British lawmaker George Galloway says no more aid convoys destined for the besieged Gaza Strip will pass through Egyptian territory as its authorities caused troubles for Viva Palestina convoy to enter the Palestinian enclave.
"I cannot see any more visits to Egypt since we find it very difficult to deal with the officials who cheated us. They signed a binding agreement with us in Aqaba, Jordan, and they broke it," Galloway said in an interview with Press TV on Thursday.
"There are other ways into Gaza and we are exploring them. You’ll see Viva Palestina coming from all corners of the world," he added.
The British anti-war activist added that the third international convoy organized by the British-based group Viva Palestina arrived in the Gaza Strip with no more than three quarters of what the organizers had planned.
It is believed that the remaining quarter of the humanitarian supplies, intended for impoverished Gazans living under crippling Israeli siege, will never reach its intended target in the Gaza Strip.
The Viva Palestina aid convoy entered Gaza Wednesday, after it received the approval of Egyptian authorities to bring into the blockaded coastal sliver of Gaza several tonnes of aid supplies. The activists of the pro-Palestinian movement had earlier entered the Egyptian port of al-Arish in order to get access into Gaza.
The third international convoy to Gaza departed from London on December 5, 2009. The convoy was made up of volunteers from Britain, Ireland, Belgium and Malaysia who had raised hundreds of thousands of pounds in their local communities to pay for ambulances, minibuses, vans and lorries. These vehicles were then filled with medical and other aid supplies desperately needed in Gaza.
The Gaza Strip has been under a complete Israeli siege, with full cooperation of Egypt, ever since the Hamas resistance movement, which does not recognize Israel as a sovereign state, won parliamentary elections in a surprise victory in 2007.
Israel’s three-week offensive against Gaza in December 2008 and January 2009, which left more than 1,400 Palestinians dead, deteriorated the already dire situation there.

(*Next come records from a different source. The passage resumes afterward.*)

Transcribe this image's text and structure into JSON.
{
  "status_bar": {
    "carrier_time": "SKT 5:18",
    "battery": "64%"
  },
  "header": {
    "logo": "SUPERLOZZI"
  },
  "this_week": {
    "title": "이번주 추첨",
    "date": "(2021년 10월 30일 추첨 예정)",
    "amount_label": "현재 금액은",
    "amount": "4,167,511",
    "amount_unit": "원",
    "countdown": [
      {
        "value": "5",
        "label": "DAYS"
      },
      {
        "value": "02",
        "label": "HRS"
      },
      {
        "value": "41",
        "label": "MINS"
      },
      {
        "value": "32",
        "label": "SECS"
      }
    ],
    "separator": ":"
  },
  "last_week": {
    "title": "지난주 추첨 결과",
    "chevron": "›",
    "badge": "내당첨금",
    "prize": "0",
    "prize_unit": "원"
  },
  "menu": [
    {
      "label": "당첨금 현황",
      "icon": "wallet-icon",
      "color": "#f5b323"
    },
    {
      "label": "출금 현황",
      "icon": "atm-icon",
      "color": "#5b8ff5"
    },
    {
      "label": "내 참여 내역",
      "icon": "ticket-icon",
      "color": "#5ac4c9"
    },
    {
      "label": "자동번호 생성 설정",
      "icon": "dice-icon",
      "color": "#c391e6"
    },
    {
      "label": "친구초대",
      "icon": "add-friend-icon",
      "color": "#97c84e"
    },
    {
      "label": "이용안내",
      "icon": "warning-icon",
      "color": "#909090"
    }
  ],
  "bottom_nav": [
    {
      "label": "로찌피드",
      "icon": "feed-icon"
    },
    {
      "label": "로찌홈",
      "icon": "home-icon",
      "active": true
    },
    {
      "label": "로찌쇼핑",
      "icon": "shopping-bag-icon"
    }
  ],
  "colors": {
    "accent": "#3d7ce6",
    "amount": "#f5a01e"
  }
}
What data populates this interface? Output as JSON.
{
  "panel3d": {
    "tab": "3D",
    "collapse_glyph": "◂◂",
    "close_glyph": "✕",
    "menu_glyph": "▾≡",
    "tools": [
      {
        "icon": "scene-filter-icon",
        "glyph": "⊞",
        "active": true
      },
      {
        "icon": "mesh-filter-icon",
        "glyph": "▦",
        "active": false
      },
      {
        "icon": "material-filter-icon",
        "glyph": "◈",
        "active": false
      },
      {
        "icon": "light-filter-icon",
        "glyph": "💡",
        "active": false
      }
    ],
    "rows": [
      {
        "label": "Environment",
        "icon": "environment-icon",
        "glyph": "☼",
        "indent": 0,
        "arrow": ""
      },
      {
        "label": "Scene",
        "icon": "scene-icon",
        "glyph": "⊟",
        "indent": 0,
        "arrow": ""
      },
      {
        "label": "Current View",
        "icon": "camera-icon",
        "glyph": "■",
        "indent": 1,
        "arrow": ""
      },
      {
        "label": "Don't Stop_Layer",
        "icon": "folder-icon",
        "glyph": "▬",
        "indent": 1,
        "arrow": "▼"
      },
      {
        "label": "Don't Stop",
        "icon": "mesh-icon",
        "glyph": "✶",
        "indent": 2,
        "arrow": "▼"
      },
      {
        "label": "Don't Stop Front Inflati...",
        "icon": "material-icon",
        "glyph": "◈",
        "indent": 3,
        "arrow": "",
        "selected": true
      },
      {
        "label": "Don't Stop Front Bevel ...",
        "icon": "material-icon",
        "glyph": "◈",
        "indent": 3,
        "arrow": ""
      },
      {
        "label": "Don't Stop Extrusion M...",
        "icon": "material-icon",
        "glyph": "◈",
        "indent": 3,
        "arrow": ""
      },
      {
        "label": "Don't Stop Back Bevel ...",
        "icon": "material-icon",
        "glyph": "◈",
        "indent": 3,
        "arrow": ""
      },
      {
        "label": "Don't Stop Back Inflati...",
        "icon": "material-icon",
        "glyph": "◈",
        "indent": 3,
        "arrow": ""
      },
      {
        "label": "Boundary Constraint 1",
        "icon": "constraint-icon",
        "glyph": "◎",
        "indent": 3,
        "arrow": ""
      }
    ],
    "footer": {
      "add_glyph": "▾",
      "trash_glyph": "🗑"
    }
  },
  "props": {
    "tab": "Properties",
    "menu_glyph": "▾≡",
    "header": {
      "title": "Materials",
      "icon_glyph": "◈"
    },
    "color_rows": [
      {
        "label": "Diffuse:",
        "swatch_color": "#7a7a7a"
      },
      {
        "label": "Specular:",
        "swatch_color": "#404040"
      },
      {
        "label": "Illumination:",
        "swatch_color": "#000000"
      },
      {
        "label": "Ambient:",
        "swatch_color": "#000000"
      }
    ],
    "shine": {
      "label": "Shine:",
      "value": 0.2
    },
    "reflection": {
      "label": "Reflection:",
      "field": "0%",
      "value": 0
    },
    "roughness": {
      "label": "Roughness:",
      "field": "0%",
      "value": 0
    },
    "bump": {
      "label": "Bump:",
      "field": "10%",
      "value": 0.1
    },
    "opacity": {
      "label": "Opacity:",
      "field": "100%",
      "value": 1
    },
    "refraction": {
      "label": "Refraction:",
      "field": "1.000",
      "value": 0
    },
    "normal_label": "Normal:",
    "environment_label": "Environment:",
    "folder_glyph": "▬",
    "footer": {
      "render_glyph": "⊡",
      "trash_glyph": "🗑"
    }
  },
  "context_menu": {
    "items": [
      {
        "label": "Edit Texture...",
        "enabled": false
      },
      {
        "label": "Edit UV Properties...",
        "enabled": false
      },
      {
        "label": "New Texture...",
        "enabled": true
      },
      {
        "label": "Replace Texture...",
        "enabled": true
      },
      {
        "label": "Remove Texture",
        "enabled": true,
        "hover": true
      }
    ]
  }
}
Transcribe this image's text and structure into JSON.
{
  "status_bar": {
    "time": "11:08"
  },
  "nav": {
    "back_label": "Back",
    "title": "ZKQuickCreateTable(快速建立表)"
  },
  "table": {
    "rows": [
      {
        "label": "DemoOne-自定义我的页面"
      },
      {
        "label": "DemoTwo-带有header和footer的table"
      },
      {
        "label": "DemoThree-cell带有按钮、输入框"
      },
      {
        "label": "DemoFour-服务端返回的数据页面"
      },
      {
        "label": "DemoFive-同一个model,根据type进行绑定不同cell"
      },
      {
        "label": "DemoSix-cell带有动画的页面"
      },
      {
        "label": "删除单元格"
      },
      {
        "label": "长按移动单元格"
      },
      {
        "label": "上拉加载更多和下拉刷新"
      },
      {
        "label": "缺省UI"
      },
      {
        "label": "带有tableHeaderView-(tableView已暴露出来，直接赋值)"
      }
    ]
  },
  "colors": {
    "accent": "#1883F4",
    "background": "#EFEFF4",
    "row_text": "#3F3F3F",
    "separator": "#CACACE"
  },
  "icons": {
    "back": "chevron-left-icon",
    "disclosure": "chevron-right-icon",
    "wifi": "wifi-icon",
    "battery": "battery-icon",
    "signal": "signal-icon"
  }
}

The Israeli assault led to the destruction of schools, mosques, houses as well as UN compounds, inflicting $1.6 billion damage on the Gazan economy.